Overview:
A balloon is placed on a number line from 0 to 1. Students will try to pop it by trying to guess where the balloon rests and throwing a dart at that point. The higher the difficulty setting, the more accurate the guesses will need to be in order to pop the balloon. This is a great activity for reviewing the concept of fractions and how to compare one fraction with another.
NJ Core Curriculum Content Standards:
 4.1.A  Number Sense
 4.1.C  Estimation
Lesson Plan 1
Classroom Environment:
 One laptop or desktop computer and a projector
Materials:
 Internet connection
 Macromedia Flash Player, Version 7 or higher
(Click here to check if it installed. If you come back to this page, you are ok.)
 Some sort of prize for a group of students (optional)
Procedure:
A. Setting the Stage
Review the concept of fractions.
Pose these questions:
 What happens to the size of a fraction if you keep the denominator constant and increase the numerator? Decrease the numerator?
 What happens to the size of a fraction if you keep the numerator constant and increase the denominator? Decrease the denominator?
B. Activity
 Divide the class into several groups of three to five students.
 Assign a name to each group, or let the students pick their own group names. On a sheet of paper, blackboard, or whiteboard, write down each group's name on a separate row. This is for keeping score.

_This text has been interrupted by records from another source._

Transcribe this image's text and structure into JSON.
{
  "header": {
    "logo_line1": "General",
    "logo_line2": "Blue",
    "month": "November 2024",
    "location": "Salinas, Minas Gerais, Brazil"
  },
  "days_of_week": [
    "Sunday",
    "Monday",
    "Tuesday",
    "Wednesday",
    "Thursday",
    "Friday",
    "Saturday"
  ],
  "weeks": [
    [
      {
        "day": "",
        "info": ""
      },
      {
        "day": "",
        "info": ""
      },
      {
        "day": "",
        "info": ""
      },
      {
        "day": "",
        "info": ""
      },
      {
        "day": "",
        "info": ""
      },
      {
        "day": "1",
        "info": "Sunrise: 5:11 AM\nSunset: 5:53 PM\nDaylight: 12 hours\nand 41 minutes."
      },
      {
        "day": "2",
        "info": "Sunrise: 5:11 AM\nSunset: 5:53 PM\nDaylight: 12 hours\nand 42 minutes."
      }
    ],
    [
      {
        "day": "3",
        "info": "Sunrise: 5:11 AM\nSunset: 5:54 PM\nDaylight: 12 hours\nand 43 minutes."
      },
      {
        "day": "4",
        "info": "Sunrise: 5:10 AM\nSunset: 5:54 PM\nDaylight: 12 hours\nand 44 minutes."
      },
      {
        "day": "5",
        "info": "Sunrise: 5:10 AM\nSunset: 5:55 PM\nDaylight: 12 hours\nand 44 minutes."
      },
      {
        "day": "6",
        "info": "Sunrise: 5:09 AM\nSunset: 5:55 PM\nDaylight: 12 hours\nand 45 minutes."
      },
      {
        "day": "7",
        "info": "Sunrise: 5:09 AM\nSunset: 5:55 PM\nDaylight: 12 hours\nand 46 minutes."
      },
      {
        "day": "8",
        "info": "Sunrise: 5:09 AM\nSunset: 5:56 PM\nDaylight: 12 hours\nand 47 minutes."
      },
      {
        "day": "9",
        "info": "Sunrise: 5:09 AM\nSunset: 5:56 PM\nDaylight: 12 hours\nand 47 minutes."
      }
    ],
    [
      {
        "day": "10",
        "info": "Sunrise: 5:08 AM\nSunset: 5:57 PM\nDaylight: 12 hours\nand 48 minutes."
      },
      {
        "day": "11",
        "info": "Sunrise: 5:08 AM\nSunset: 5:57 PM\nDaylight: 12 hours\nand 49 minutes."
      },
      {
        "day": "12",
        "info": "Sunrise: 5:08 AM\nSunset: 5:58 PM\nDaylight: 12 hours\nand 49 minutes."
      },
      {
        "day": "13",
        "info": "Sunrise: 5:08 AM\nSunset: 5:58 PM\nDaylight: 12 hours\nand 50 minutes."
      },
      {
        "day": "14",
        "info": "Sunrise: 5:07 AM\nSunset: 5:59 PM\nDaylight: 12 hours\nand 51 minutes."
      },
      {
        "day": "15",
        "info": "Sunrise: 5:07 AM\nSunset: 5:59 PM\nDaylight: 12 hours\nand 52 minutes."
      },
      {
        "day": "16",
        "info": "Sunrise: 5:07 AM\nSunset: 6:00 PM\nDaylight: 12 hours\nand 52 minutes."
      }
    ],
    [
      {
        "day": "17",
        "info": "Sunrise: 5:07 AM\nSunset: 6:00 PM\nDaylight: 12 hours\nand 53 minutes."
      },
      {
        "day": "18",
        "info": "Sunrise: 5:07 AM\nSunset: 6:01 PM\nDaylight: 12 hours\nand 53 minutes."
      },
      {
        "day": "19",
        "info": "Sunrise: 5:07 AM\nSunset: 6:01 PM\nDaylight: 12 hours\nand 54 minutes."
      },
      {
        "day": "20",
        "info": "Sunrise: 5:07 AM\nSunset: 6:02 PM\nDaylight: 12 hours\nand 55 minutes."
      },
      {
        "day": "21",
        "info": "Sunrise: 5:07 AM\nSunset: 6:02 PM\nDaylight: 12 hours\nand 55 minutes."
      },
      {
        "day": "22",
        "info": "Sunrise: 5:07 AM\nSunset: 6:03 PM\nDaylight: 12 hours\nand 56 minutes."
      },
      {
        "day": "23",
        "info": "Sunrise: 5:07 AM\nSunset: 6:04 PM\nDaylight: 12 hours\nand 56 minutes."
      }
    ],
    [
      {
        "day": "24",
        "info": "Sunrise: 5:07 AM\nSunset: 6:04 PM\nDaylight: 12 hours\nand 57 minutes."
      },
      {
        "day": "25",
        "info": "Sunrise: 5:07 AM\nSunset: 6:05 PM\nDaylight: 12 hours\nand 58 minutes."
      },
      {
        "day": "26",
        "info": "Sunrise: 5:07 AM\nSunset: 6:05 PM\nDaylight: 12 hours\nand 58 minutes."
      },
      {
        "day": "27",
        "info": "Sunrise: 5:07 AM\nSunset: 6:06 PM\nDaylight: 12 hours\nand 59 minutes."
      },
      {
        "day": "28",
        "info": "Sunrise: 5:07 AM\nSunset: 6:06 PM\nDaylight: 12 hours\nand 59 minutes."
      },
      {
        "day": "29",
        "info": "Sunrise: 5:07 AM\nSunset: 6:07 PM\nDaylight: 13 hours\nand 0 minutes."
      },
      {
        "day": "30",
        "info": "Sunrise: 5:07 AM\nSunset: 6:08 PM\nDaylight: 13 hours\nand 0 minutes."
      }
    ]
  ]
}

 Start up the free play version of Fraction Darts, located here, on the projector. Initially, select the level of the game to be 1, with 10 darts, and the scale on.
 You will be going to each group one at a time, so you will need to determine the rotation order.
 Starting with the first group, ask them to guess where to throw a dart in order to pop the balloon. When they have agreed, have one person in the group announce what their fraction is, enter it into the game, and throw the dart. If it hits, give that group a point, start a new game, and go on to the next group. If it misses, simply go on to the next group without starting a new game. This way, they have a bit of extra information.
 If the next group hits, they get a point. But if they miss, then just move on to the next group without restarting. Each group will get more of an advantage until the balloon is popped.
 Once all groups have made a guess, start a new game, regardless of whether or not the balloon has been popped. At this point, you may increase the difficulty or turn off the scale, and that setting should remain in effect until every group has had another turn.
 Proceed in this fashion until you decide it is time to stop the game.
 Check the scores and congratulate the winning team. If you have a prize, let 'em have it!
C. Debrief
Ask the winning team why they did so well and what strategies they used. Discuss any strategies of your own as well.
Assessment:
Hand out the worksheet provided above. It has seven problems, each depicting a game in progress. From the previous throws, students must try to figure out what the next throw should be. They must also explain their reasoning, thus providing a language component to the assessment. The worksheet may be collected and graded, or you may actually play the games shown so that students can see if their reasoning was correct. The game is provided on the activity page, but you may also get to it from here.
Lesson Plan 2
Classroom Environment:
 Enough laptops or desktop computers to have stations of one to four students each
Materials:
 Internet connection
 Maromedia Flash Player, Version 7 or higher
 Score Sheets (See top left of page)
Procedure:
A. Setting the Stage
Review the concept of fractions.
Pose these questions:
 What happens to the size of a fraction if you keep the denominator constant and increase the numerator? Decrease the numerator?
 What happens to the size of a fraction if you keep the numerator constant and increase the denominator? Decrease the denominator?
B. Activity
 Divide the class into several groups of one to four students and have each group sit at a laptop or desktop.
 Give each student several score sheets, depending on how many games you want or have time for them to play.
 Direct students to the Activity page  http://www.ciese.org/math/activities/fractiondarts/activity.html
There, they will find a listing of several ways to play the game. It will look like this:
However, they will not have links to answer keys! For assessment purposes, it would be a good idea to have them do any or all of Lessons 1, 2, and 3. In these games, the balloon is not placed randomly on the scale, and you have answer keys to these games. Thus, students could turn in the score sheets to these games for grading.
 Allow the students to play the games and keep score. Walk around the room and help/question as necessary.
C. Debrief
Ask students or groups with high scores to share why they did so well and what strategies they used. Discuss any strategies of your own as well.
Assessment:
Students may hand in their score sheets for grading. Also, you may out the worksheet provided above. It has seven problems, each depicting a game in progress. From the previous throws, students must try to figure out what the next throw should be. They must also explain their reasoning, thus providing a language component to the assessment. The worksheet may be collected and graded, or you may actually play the games shown so that students can see if their reasoning was correct. The game is provided on the activity page, but you may also get to it from here.